    @BStu: Not true at all. Going outside is most definitely a sort of wavier, for photography. Since the person has no reasonable expectation of privacy out on the city streets, a photographer does not need a waiver for using a picture of them. What the photographer does need to do is ensure that the person in the picture is not damaged by the use of the picture. A picture of a person, with a caption of say “New York Resident out for a stroll” would not wrongly hurt a person, but one suggesting the person endorses something that he/she does not endorse would be negligent, if not actionable. Libel can also happen. A picture in that situation can even be used in a commercial setting, given that certain precaution is used. Remember, “reasonable expectation of privacy” is the measure by which commercial photography is judged on.

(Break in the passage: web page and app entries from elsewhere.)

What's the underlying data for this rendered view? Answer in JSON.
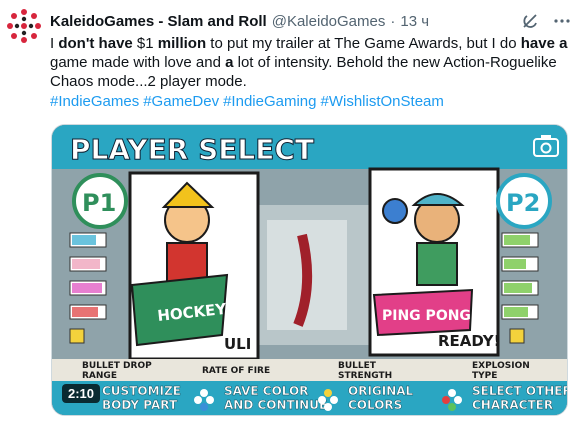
{
  "tweet": {
    "author_name": "KaleidoGames - Slam and Roll",
    "handle": "@KaleidoGames",
    "separator": "·",
    "time": "13 ч",
    "text": {
      "p1": "I ",
      "b1": "don't have",
      "p2": " $1 ",
      "b2": "million",
      "p3": " to put my trailer at The Game Awards, but I do ",
      "b3": "have a",
      "p4": " game made with love and ",
      "b4": "a",
      "p5": " lot of intensity. Behold the new Action-Roguelike Chaos mode...2 player mode."
    },
    "hashtags": [
      "#IndieGames",
      "#GameDev",
      "#IndieGaming",
      "#WishlistOnSteam"
    ]
  },
  "media": {
    "title": "PLAYER SELECT",
    "p1": {
      "badge": "P1",
      "weapon": "HOCKEY",
      "name": "ULI"
    },
    "p2": {
      "badge": "P2",
      "weapon": "PING PONG",
      "status": "READY!"
    },
    "legend": [
      "BULLET DROP",
      "RANGE",
      "RATE OF FIRE",
      "BULLET",
      "STRENGTH",
      "EXPLOSION",
      "TYPE"
    ],
    "controls": [
      "CUSTOMIZE",
      "BODY PART",
      "SAVE COLOR",
      "AND CONTINUE",
      "ORIGINAL",
      "COLORS",
      "SELECT OTHER",
      "CHARACTER"
    ],
    "duration": "2:10"
  },
  "colors": {
    "accent_link": "#1d9bf0",
    "title_bar": "#2aa6c2",
    "card_green": "#2f8f5b",
    "card_pink": "#e23f88"
  },
  "icons": {
    "avatar": "kaleido-logo",
    "grok": "grok-icon",
    "more": "more-icon",
    "camera": "camera-icon"
  }
}
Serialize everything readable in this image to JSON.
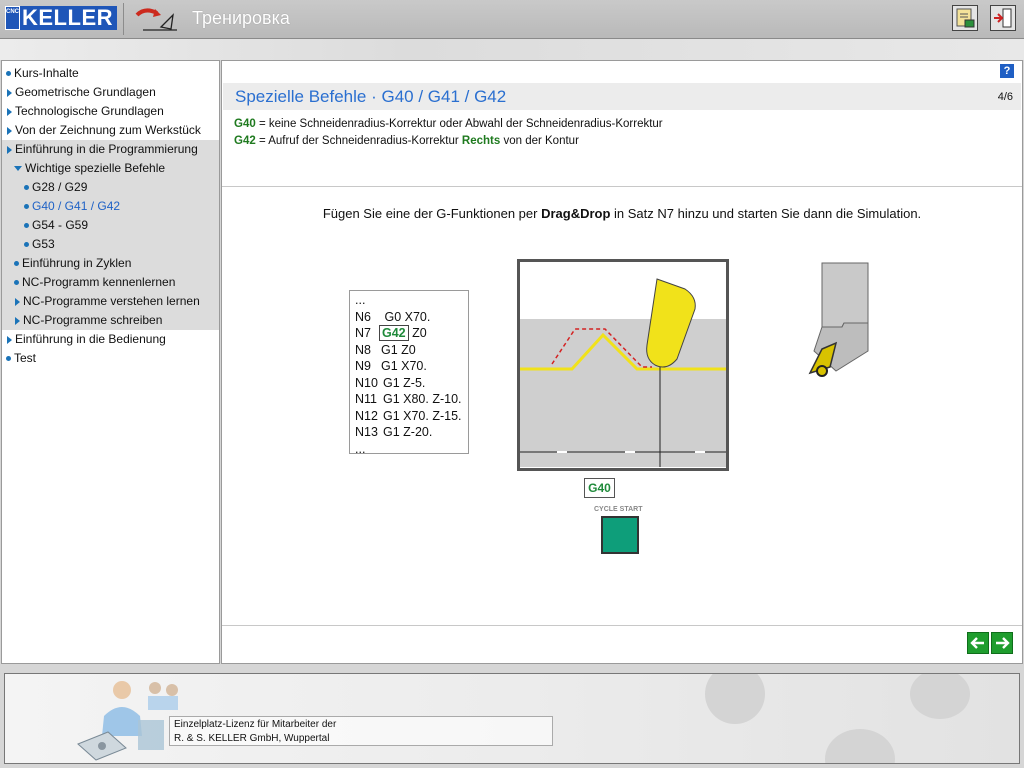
{
  "header": {
    "logo_small": "CNC",
    "logo_text": "KELLER",
    "title": "Тренировка"
  },
  "sidebar": {
    "items": [
      {
        "label": "Kurs-Inhalte"
      },
      {
        "label": "Geometrische Grundlagen"
      },
      {
        "label": "Technologische Grundlagen"
      },
      {
        "label": "Von der Zeichnung zum Werkstück"
      },
      {
        "label": "Einführung in die Programmierung"
      },
      {
        "label": "Wichtige spezielle Befehle"
      },
      {
        "label": "G28 / G29"
      },
      {
        "label": "G40 / G41 / G42"
      },
      {
        "label": "G54 - G59"
      },
      {
        "label": "G53"
      },
      {
        "label": "Einführung in Zyklen"
      },
      {
        "label": "NC-Programm kennenlernen"
      },
      {
        "label": "NC-Programme verstehen lernen"
      },
      {
        "label": "NC-Programme schreiben"
      },
      {
        "label": "Einführung in die Bedienung"
      },
      {
        "label": "Test"
      }
    ]
  },
  "content": {
    "help": "?",
    "title": "Spezielle Befehle · G40 / G41 / G42",
    "page": "4/6",
    "def1": {
      "code": "G40",
      "text": " = keine  Schneidenradius-Korrektur oder Abwahl der  Schneidenradius-Korrektur"
    },
    "def2": {
      "code": "G42",
      "text_a": " = Aufruf der Schneidenradius-Korrektur ",
      "bold": "Rechts",
      "text_b": " von der Kontur"
    },
    "instruction": {
      "a": "Fügen Sie eine der G-Funktionen per ",
      "bold": "Drag&Drop",
      "b": " in Satz N7 hinzu und starten Sie dann die Simulation."
    },
    "code": {
      "first": "...",
      "n6": {
        "n": "N6",
        "t": " G0 X70."
      },
      "n7": {
        "n": "N7",
        "chip": "G42",
        "t": " Z0"
      },
      "lines": [
        {
          "n": "N8",
          "t": "G1 Z0"
        },
        {
          "n": "N9",
          "t": "G1 X70."
        },
        {
          "n": "N10",
          "t": "G1 Z-5."
        },
        {
          "n": "N11",
          "t": "G1 X80. Z-10."
        },
        {
          "n": "N12",
          "t": "G1 X70. Z-15."
        },
        {
          "n": "N13",
          "t": "G1 Z-20."
        }
      ],
      "last": "..."
    },
    "draggable": "G40",
    "cycle_label": "CYCLE START"
  },
  "footer": {
    "line1": "Einzelplatz-Lizenz für Mitarbeiter der",
    "line2": "R. & S. KELLER GmbH, Wuppertal"
  },
  "colors": {
    "accent": "#2a6fd0",
    "g_code": "#1f8a3a",
    "cycle": "#0e9e7a",
    "nav_arrow": "#1f9d2e"
  }
}
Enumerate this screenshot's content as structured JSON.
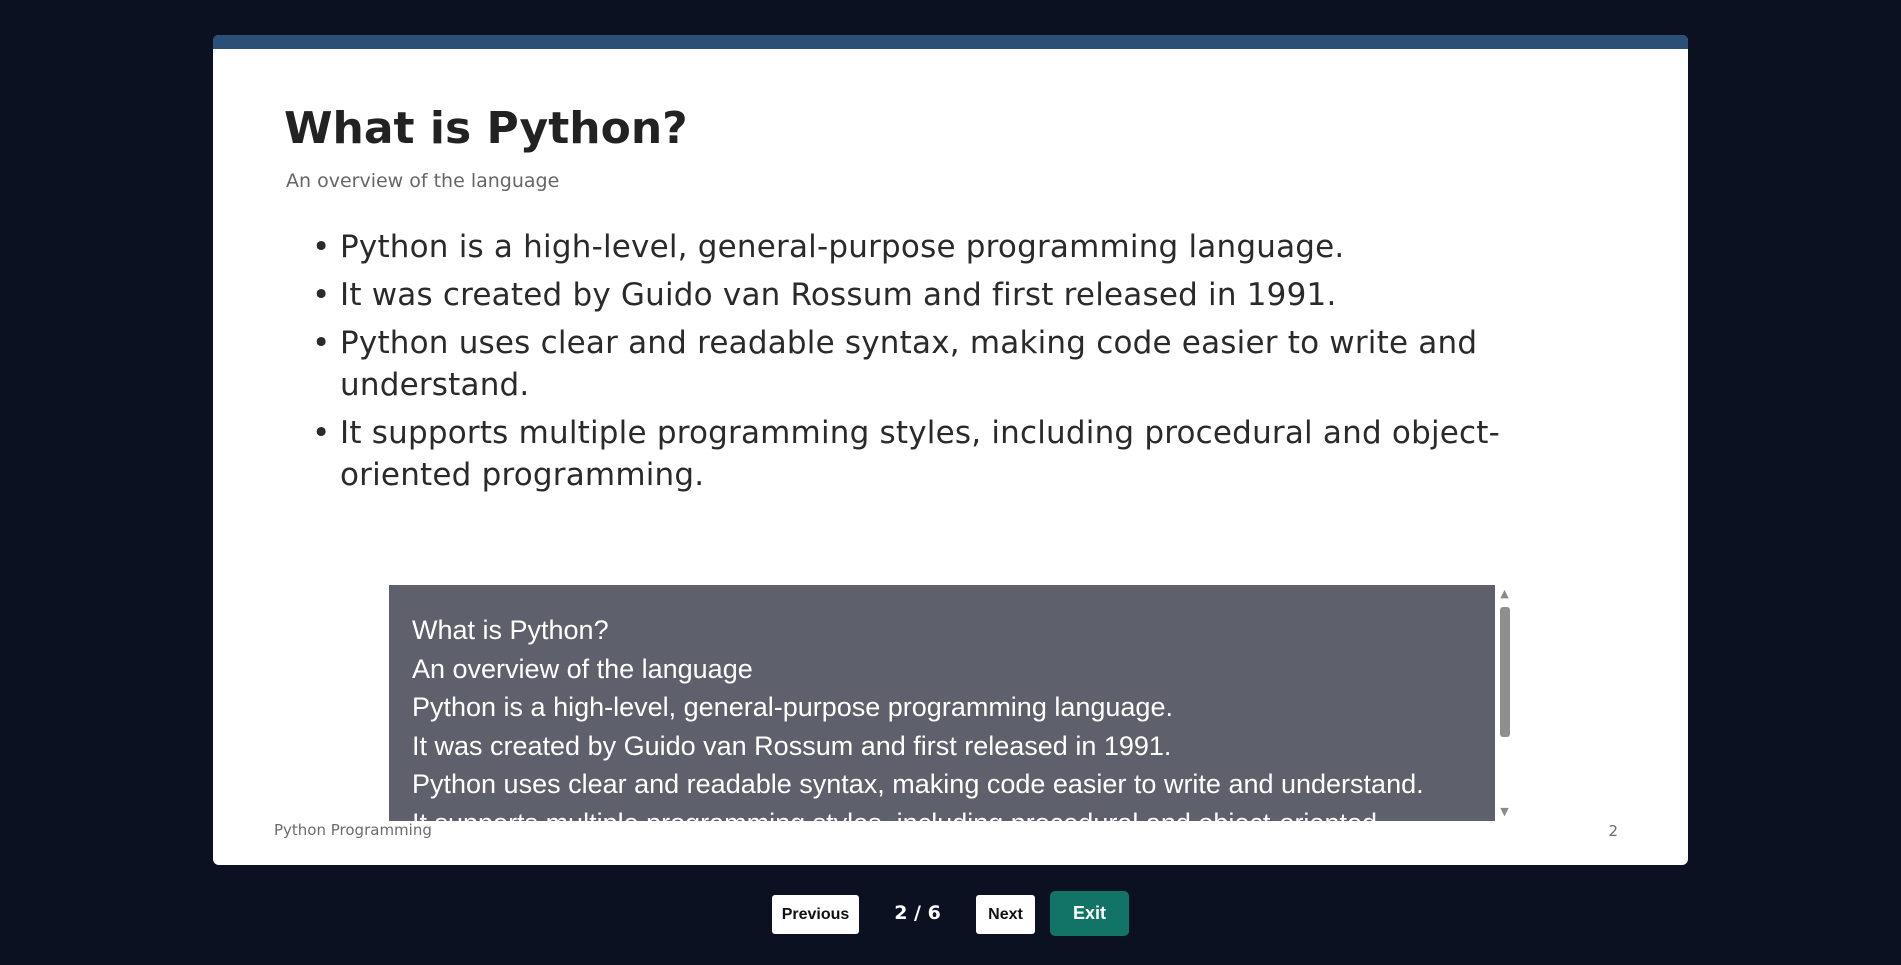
{
  "slide": {
    "title": "What is Python?",
    "subtitle": "An overview of the language",
    "bullets": [
      "Python is a high-level, general-purpose programming language.",
      "It was created by Guido van Rossum and first released in 1991.",
      "Python uses clear and readable syntax, making code easier to write and understand.",
      "It supports multiple programming styles, including procedural and object-oriented programming."
    ],
    "footer_left": "Python Programming",
    "footer_right": "2"
  },
  "captions": {
    "lines": [
      "What is Python?",
      "An overview of the language",
      "Python is a high-level, general-purpose programming language.",
      "It was created by Guido van Rossum and first released in 1991.",
      "Python uses clear and readable syntax, making code easier to write and understand.",
      "It supports multiple programming styles, including procedural and object-oriented"
    ],
    "scroll_up_icon": "▲",
    "scroll_down_icon": "▼"
  },
  "controls": {
    "previous_label": "Previous",
    "page_indicator": "2 / 6",
    "next_label": "Next",
    "exit_label": "Exit"
  },
  "colors": {
    "background": "#0b1120",
    "slide_accent_bar": "#2b5077",
    "caption_background": "#5e616b",
    "exit_button": "#127466"
  }
}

  26. Mr. Gunn says:

    Go on and sue me, jack-ass.

  27. Mr. Gunn says:

    kelmeister: That’s when you download the page or take a screen shot, and link to it at your host.

  28. palaste says:

    @Michael Wales: I find it strange they say that if you do not accept this policy, then click on the “DECLINE” button, but then fail to actually provide a “DECLINE” button.

    Other than that, this sort of policy (all links must go to main page) is rather common. Some sites enforce it by looking at the Referrer: HTTP header, and if it’s anything other than their own site, they serve an error message. It’s very easy to circumvent, but at least they do try to enforce it. It’s mostly done at image gallery sites rather than corporate websites or search engines though.

  29. palaste says:

    @cde: Yes, that is true. Going outside, or to a public space such as a library or train station, waives your privacy, thus allowing anyone to photograph you without explicit permission.
    Private places are different. In people’s homes, or in hotel rooms, restaurants, or bars, you have to ask people’s permission to be allowed to photograph them.
    But even in a public space without explicit privacy, you are still not allowed to use the photograph to defame the target. Publishing the picture entitled “New Yorker out for a stroll” is OK. Publishing it entitled “Is this a possible child molester?” is not.
    At least that’s my layman understanding. Feel free to point out any mistakes.

  30. BStu says:

    @cde: Many photographers clearly disagree and get waivers or only circulate photos where the subjects cannot be identified. That’s because even if there is no federal law on photographing people, there are state laws ensuring both rights to privacy or publicity. Exceptions are made for newsworthy events. Walking down the street is generally not a newsworthy event.

    There is, indeed, a case ongoing on this very point in New York for someone who was photographed walking down a street. While the subject of the photograph lost his case, it was primarily due to the statute of limitations expiring. Although there was clearly some support to affirm the photographer’s ability to publish the photo without permission this was a minority position on the most recent court ruling.

    This is, at best, unsettled law but in most jurisdictions in the United States there are restrictions on using photographs of people who simply exited their homes. This restrictions do not only kick in for commercial uses, either. While it may be legal in some locations to use a photograph of someone without their consent, this is not a consistant standard. What we have with these linking cases are an effort to assert a corporate right to privacy and publicity based more in copyright law. I doubt it will succeed, but they base their attempt very much on those laws that do restrict photographing a person in a public setting.